Once you have register a hostname, head over to Services–>Dynamic DNS. In here under the DynDNS tab go ahead and add a new entry. From the service type menu select the provider that you registered with and make sure that you are monitoring the WAN interface. Under hostname type in your fully qualified domain name that you registered(I blacked mine out for privacy reasons). The last thing that you want to do is to type in your account information so that pfSense is capable of reaching your dynamic DNS provider and updating the hostname with your current WAN IP address.
Here is the list of Service Type from pfSense.
We will now go over to the VPN–>OpenVPN Section and go to the Client Export Tab.
In the client export tab we will be exporting the certificates, keys, and configurations files that we will need for our VPN client. In here you will have different options to select from. The remote access server should have the port number that you specified for OpenVPN as well as the protocol whether it’s TCP or UDP. For the hostname resolution we will be using Dynamic DNS which means that you will be selecting the hostname that you configured above. Everything else can be left at their default settings unless you have a reason for selecting the other options.
At the bottom you will have options to export the configuration and files. The standard configuration is what you will need and it is a good idea to get the archive as this will include the certificates and keys needed. Note that you can also download the windows installer from here depending on which platform you are using.
Alternatively you can also get the installer directly from the website:
The official website might have a more up to date version.
The installation process should be simple and you can leave the options at their default settings.
Make sure to install the network adapter when prompted to do so.
The next thing that you want to do is to transfer the archive downloaded from pfSense to the client securely(SFTP, FTPS, SCP, encrypted archived, or any other secure transfer method) . The files will have to be extracted and placed under the config directory of OpenVPN.
After placing the files in the config directory you can open the application
Note: If you experience any issues then try right clicking the OpenVPN GUI and running it as an administrator.
And right-click the OpenVPN icon on the bottom right and hit connect.
You will be prompted for your username and password.
In my case it failed with a cipher algorithm not found error.
I opened a command prompt and did an “openvpn –show-ciphers” to see what ciphers the client supported and noted that the cipher that I had chosen was not listed.
I went back into pfSense and changed the cipher to something supported by the client. This time it worked fine.
Going back into pfSense and selecting Status–>OpenVPN we can see that there is currently an active connection.

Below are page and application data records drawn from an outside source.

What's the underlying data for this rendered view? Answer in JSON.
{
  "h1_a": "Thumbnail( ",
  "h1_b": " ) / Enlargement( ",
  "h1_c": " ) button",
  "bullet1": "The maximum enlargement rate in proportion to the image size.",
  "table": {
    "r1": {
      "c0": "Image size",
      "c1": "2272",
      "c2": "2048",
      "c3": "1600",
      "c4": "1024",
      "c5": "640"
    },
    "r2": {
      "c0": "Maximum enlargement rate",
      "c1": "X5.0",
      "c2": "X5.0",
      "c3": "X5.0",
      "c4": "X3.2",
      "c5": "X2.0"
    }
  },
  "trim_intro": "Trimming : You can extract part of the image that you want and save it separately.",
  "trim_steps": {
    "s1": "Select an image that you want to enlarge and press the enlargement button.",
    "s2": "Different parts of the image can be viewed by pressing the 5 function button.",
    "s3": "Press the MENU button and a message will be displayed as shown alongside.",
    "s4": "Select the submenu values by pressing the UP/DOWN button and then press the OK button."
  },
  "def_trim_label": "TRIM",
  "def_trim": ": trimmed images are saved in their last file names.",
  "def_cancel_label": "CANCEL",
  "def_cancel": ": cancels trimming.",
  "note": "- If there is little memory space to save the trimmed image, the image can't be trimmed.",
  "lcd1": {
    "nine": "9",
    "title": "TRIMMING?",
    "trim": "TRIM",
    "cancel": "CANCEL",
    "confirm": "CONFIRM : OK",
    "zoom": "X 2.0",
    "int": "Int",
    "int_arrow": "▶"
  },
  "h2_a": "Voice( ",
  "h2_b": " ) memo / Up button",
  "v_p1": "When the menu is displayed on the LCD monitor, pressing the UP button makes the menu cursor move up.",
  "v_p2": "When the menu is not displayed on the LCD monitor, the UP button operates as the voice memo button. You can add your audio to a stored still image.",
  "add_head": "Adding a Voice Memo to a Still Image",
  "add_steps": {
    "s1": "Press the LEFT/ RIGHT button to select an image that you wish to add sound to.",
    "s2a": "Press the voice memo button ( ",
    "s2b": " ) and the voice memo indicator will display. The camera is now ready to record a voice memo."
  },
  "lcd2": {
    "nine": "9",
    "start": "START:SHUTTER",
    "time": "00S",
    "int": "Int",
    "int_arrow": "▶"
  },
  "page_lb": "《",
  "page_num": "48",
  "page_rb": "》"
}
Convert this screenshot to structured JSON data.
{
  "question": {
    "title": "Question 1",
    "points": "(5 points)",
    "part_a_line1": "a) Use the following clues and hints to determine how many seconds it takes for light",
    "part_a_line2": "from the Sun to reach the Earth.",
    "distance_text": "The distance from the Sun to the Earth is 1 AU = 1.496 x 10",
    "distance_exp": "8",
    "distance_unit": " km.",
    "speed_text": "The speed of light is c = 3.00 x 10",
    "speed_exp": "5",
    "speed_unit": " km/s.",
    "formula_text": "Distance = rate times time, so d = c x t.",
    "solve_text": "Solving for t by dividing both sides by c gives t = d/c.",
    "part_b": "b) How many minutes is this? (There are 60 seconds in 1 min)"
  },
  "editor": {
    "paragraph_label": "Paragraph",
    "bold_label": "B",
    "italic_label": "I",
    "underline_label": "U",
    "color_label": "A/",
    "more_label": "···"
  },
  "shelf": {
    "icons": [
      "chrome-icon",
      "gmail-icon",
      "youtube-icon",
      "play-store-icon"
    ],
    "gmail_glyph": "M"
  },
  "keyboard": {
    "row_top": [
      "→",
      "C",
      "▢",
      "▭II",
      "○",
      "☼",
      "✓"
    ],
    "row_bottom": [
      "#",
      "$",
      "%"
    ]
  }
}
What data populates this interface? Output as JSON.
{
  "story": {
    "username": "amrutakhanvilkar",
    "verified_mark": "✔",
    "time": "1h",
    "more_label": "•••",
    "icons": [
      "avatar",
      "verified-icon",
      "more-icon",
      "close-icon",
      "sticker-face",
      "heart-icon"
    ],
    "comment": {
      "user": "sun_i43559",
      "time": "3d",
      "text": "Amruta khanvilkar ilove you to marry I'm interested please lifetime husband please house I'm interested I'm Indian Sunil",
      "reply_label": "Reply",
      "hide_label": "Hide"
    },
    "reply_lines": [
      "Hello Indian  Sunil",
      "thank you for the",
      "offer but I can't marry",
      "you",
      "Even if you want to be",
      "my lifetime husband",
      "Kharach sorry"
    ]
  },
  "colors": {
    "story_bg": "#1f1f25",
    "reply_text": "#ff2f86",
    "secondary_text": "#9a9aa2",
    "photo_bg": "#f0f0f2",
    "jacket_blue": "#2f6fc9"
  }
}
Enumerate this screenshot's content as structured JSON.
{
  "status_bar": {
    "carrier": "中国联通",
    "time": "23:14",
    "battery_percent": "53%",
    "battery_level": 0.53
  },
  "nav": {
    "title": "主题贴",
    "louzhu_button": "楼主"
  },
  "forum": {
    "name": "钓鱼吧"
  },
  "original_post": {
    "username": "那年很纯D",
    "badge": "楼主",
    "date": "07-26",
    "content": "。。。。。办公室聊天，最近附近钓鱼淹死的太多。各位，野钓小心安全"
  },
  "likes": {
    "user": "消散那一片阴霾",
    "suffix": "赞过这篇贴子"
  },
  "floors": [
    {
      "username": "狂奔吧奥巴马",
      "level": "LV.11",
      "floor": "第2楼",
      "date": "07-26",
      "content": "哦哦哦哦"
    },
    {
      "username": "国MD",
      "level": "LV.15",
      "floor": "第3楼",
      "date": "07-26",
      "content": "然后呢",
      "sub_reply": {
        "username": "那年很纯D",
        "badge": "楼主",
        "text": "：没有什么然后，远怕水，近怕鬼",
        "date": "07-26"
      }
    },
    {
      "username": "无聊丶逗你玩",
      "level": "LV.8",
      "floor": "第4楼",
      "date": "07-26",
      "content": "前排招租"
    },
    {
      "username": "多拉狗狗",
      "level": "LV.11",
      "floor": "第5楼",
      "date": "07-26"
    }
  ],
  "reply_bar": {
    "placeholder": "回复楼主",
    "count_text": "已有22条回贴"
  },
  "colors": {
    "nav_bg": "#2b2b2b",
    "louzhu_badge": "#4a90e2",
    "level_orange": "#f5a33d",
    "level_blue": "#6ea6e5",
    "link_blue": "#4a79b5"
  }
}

This concludes the OpenVPN server configuration on pfSense. I hope that this was useful for those out there trying to figure out how to configure OpenVPN. Thank you for taking your time to read this article. Happy new year and see you here next time.